20.08.2013

(Geneva, 21 August 2013) – The UN’s expert group on business and human rights should investigate intimidation and reprisals against human rights defenders in Russia who work on issues of corporate accountability, the International Service for Human Rights said today.

(Geneva, 21 August 2013) – The UN’s expert group on business and human rights should investigate intimidation and reprisals against human rights defenders in Russia who work on issues of corporate accountability, the International Service for Human Rights said today.

The UN Human Rights Council’s Working Group on Business and Human Rights is scheduled to visit Russia from 30 September to 9 October 2013. In a letter released today, ISHR called on the Working Group to ensure that it consults extensively with human rights defenders who work on corporate accountability issues during its mission.

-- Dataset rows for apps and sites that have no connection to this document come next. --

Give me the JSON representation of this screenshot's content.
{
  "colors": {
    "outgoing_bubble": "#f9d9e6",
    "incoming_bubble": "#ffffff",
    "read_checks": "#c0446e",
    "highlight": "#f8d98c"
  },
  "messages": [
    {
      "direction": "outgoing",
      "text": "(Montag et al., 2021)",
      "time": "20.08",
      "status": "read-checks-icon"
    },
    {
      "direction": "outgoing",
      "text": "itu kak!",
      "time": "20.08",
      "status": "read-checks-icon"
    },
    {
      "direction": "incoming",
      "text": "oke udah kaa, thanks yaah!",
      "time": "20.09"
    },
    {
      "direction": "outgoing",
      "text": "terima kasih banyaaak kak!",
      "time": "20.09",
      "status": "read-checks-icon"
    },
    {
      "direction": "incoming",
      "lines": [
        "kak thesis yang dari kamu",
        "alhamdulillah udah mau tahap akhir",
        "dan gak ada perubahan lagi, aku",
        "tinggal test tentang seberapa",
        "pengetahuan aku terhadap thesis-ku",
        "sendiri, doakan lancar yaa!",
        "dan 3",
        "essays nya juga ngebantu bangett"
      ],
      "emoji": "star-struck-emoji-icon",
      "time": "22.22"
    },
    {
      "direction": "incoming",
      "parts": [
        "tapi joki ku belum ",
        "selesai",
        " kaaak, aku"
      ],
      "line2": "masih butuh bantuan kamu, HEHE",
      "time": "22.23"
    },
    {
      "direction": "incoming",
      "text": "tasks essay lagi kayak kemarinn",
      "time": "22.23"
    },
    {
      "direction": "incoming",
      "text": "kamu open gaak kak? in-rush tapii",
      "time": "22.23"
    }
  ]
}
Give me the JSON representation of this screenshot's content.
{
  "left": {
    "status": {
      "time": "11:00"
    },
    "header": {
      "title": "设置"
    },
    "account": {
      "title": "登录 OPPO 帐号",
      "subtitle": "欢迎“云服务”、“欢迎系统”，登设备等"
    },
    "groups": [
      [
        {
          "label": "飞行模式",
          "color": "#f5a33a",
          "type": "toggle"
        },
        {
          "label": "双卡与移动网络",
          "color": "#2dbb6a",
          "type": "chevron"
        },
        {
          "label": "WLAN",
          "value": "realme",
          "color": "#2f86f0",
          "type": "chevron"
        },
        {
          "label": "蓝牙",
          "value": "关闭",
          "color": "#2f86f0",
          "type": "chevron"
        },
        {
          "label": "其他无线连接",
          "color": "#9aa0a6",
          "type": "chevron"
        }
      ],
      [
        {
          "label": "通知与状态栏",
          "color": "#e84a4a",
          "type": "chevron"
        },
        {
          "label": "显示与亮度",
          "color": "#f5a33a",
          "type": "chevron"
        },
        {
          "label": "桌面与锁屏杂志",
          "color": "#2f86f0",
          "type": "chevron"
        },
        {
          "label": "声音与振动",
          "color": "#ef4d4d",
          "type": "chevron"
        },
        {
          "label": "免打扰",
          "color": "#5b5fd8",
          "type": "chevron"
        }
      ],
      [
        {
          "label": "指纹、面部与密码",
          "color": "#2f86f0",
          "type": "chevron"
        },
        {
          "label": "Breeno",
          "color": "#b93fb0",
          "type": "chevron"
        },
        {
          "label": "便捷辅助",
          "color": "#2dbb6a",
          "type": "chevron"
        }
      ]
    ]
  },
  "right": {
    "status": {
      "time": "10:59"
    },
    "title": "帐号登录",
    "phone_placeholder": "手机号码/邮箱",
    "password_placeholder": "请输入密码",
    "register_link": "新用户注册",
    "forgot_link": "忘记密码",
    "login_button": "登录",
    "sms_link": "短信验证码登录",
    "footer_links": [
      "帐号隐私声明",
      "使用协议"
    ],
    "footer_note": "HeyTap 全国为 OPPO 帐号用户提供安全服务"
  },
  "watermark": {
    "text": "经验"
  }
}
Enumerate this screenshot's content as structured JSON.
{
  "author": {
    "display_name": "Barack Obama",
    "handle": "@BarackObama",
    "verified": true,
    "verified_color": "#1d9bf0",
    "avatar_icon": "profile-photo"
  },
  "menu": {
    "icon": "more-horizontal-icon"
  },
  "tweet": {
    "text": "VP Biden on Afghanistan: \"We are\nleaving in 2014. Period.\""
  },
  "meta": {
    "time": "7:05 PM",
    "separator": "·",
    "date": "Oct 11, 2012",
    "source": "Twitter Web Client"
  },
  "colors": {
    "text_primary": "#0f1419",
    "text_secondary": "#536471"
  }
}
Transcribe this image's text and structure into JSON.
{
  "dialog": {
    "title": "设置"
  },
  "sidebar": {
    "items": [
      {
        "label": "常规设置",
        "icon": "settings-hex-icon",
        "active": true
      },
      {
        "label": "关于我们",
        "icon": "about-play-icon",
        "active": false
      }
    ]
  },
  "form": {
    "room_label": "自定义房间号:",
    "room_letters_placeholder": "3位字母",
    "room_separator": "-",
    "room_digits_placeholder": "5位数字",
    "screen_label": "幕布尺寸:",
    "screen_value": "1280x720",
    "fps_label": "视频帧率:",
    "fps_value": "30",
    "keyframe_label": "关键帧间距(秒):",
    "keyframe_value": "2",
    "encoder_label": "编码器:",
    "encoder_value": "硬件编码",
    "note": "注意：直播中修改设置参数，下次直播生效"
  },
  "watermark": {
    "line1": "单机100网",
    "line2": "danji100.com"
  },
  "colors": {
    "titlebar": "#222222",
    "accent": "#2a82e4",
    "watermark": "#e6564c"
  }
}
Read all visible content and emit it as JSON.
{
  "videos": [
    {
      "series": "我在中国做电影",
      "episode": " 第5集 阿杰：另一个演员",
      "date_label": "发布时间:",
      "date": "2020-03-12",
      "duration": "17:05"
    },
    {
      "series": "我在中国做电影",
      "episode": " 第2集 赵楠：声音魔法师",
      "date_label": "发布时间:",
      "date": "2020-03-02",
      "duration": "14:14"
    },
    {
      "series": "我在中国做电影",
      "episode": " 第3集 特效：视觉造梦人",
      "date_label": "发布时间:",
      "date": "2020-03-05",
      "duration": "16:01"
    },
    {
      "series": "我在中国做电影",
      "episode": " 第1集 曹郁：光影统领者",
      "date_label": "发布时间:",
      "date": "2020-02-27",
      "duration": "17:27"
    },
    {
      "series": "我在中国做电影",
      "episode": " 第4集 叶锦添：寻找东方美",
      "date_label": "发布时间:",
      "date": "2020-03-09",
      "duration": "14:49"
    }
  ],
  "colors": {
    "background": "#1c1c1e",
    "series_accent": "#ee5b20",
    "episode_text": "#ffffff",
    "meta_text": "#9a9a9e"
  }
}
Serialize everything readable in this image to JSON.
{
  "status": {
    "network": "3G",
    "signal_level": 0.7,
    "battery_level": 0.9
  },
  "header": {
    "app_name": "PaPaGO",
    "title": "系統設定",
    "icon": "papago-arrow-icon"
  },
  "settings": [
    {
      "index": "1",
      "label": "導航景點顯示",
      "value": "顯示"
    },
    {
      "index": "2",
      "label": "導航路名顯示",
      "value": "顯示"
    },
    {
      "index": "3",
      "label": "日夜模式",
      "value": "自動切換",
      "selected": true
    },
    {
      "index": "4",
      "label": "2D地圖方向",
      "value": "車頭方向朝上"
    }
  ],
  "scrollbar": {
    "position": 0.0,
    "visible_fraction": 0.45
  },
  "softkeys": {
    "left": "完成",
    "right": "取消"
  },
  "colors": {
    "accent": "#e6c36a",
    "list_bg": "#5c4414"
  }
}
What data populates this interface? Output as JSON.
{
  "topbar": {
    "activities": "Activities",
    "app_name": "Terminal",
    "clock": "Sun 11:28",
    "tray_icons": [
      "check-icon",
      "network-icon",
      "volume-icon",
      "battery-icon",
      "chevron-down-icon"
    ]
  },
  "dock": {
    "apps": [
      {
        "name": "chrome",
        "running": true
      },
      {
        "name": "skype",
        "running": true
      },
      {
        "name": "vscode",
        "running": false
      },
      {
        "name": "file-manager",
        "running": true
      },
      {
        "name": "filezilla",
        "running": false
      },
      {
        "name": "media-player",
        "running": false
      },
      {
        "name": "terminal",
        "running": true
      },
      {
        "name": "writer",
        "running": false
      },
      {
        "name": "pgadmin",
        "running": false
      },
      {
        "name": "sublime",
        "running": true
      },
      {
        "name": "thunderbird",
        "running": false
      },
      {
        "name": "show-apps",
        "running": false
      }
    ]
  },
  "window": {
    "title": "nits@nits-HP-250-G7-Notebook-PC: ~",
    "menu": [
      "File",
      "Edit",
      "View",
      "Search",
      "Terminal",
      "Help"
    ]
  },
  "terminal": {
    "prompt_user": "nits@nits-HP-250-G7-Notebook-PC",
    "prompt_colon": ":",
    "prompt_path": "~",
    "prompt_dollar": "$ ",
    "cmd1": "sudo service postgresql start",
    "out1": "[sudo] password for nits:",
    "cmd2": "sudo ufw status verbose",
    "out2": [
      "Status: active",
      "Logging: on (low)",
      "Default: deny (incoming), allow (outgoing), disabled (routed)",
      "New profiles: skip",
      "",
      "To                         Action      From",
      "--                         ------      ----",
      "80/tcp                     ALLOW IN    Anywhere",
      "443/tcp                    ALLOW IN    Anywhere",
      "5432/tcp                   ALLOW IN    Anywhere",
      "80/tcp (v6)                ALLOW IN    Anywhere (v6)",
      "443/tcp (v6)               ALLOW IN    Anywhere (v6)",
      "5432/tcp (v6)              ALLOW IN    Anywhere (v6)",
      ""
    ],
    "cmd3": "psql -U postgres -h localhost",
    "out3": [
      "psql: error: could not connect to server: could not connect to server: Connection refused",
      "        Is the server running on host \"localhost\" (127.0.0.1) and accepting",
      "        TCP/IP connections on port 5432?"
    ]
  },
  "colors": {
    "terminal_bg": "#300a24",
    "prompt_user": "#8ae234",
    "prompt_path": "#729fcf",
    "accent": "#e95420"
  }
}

‘Human rights defenders and civil society organisations have an important and legitimate role to play in raising awareness of the human rights impacts and risks of business,’ said ISHR Director Phil Lynch.

‘Meaningful consultation and engagement between human rights defenders, corporations and States can play a critical role in identifying, preventing, mitigating and ensuring accountability for the adverse human rights impacts of business.’

ISHR’s letter draws the Working Group’s attention to reports of harassment and attacks against residents protesting against construction of a power plant in Sochi, the site of the 2014 Winter Olympics. The attacks were allegedly perpetrated by private security forces engaged by a company involved in construction of the plant.

The letter also draws the Working Group’s attention to reports of harassment of Russian NGO Memorial, allegedly in retaliation for its work to expose and ensure accountability for migrant workers’ rights violations by a Russian company.

‘ISHR urges the Working Group to investigate allegations of harassment and reprisals against human rights defenders and NGOs in connection with their work on issues of corporate accountability,’ Mr Lynch said.

As set out in the letter, States have a legal obligation to support and enable human rights defenders to exercise their fundamental rights and freedoms, including the rights to freedom of expression and association, to form and join trade unions, and to peaceful protest. Corporations have a correlate obligation not to interfere with the exercise of such rights and freedoms.

‘It is a consequence of their work to expose and ensure accountability for human rights violations perpetrated by powerful actors, including governments and corporations, that human rights defenders are often subject to attacks, intimidation and reprisals. In these circumstances, the UN’s Working Group on Business and Human Rights has a critical role to play in protection and accountability,’ Mr Lynch said.

Contact: Phil Lynch, Director, on p.lynch@ishr.ch or + 41 76 708 47 38.

Category:

Topic
  • Corporate accountability
  • Reprisals and intimidation
Mechanism
  • UN Human Rights Council
Country
  • Russia